Learning a foreign language is a task much easier for children than for adults. But no matter how easily kids learn a language, they should anyway be exposed to it either within their family, a school or the media.
Yet, a male toddler in Golan heights (an area controlled by Israel) surprised its family and its community by starting speaking English out of the blue! The boy did not speak at all until the age of 2. Then, suddenly, he started using English expressions such as “My dear” and “Oh my goodness!”. His accent reminds of a typical child raised in Great Britain while its Arabic, the language of his family, is behind the level that one would expect at that age.
None of the family speaks English and the boy didn´t watch a lot of English-speaking programs on TV. Αs a nurse reported, his parents first contacted her to ask her about boy´s difficulties to communicate in Arabic.
“Then, they called me again and said he has a problem: He speaks, but he speaks like the king of England” she added.
According to some experts on the other hand, he sounds like a Pakistani person abiding in Southern London. In all cases, it remains inexplicable where he got this accent from.
Xenoglossy: a proof for Reincarnation?
The young boy comes from a Druze family. Although an Arabic-speaking minority living in Israel and in neighboring countries, the Druze faith considerably deviates from the monotheistic religions of that region. For the Druze community, reincarnation is a fundamental doctrine of their Faith.
A work authored by Gerard Russell under the title Heirs to Forgotten Kingdoms: Journeys Into the Disappearing Religions of the Middle East refers to this exceptional faith which has roots to Platonism and Gnosticism as well.
Generally, the phenomenon of a person speaking a language that has never heard before is called xenoglossy.
The fact that a person suddenly speaks a language that she or he has never heard before is quite mysterious.

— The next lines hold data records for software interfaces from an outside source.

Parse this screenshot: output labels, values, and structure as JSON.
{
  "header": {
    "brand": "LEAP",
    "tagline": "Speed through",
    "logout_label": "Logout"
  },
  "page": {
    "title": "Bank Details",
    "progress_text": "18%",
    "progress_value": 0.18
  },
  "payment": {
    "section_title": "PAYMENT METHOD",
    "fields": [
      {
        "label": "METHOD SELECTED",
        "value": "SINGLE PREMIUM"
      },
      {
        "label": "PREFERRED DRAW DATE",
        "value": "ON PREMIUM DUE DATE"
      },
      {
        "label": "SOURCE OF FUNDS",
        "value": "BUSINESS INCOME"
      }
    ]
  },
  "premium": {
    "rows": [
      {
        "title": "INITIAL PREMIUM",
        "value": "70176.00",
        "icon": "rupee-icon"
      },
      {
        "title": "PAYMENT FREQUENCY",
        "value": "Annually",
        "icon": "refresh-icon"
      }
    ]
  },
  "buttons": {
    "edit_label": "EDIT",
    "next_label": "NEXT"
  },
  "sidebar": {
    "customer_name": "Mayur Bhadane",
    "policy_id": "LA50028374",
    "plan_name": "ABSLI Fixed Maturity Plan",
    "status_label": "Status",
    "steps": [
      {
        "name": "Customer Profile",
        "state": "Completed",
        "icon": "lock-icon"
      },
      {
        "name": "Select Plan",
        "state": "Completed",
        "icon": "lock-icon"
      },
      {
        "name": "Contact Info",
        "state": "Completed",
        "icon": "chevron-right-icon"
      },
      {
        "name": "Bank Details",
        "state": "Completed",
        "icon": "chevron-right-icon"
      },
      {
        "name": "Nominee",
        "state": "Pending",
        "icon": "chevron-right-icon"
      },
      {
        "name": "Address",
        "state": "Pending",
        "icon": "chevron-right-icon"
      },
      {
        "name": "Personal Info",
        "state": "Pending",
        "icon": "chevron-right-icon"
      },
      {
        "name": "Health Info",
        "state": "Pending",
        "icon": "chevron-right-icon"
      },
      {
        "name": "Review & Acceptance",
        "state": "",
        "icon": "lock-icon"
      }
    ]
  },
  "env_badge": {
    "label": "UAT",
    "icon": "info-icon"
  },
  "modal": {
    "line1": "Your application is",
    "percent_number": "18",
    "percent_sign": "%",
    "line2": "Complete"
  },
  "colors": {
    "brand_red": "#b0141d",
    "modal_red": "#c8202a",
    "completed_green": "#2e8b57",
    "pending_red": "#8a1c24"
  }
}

Reincarnation then sounds as a reasonable explanation. In this article Psi-Encyclopedia provides a number of cases that could be quite suggestive of that. And a classic work on this issue is the extraordinary Unlearned Language: New Studies in Xenoglossy written by Ian Stevenson.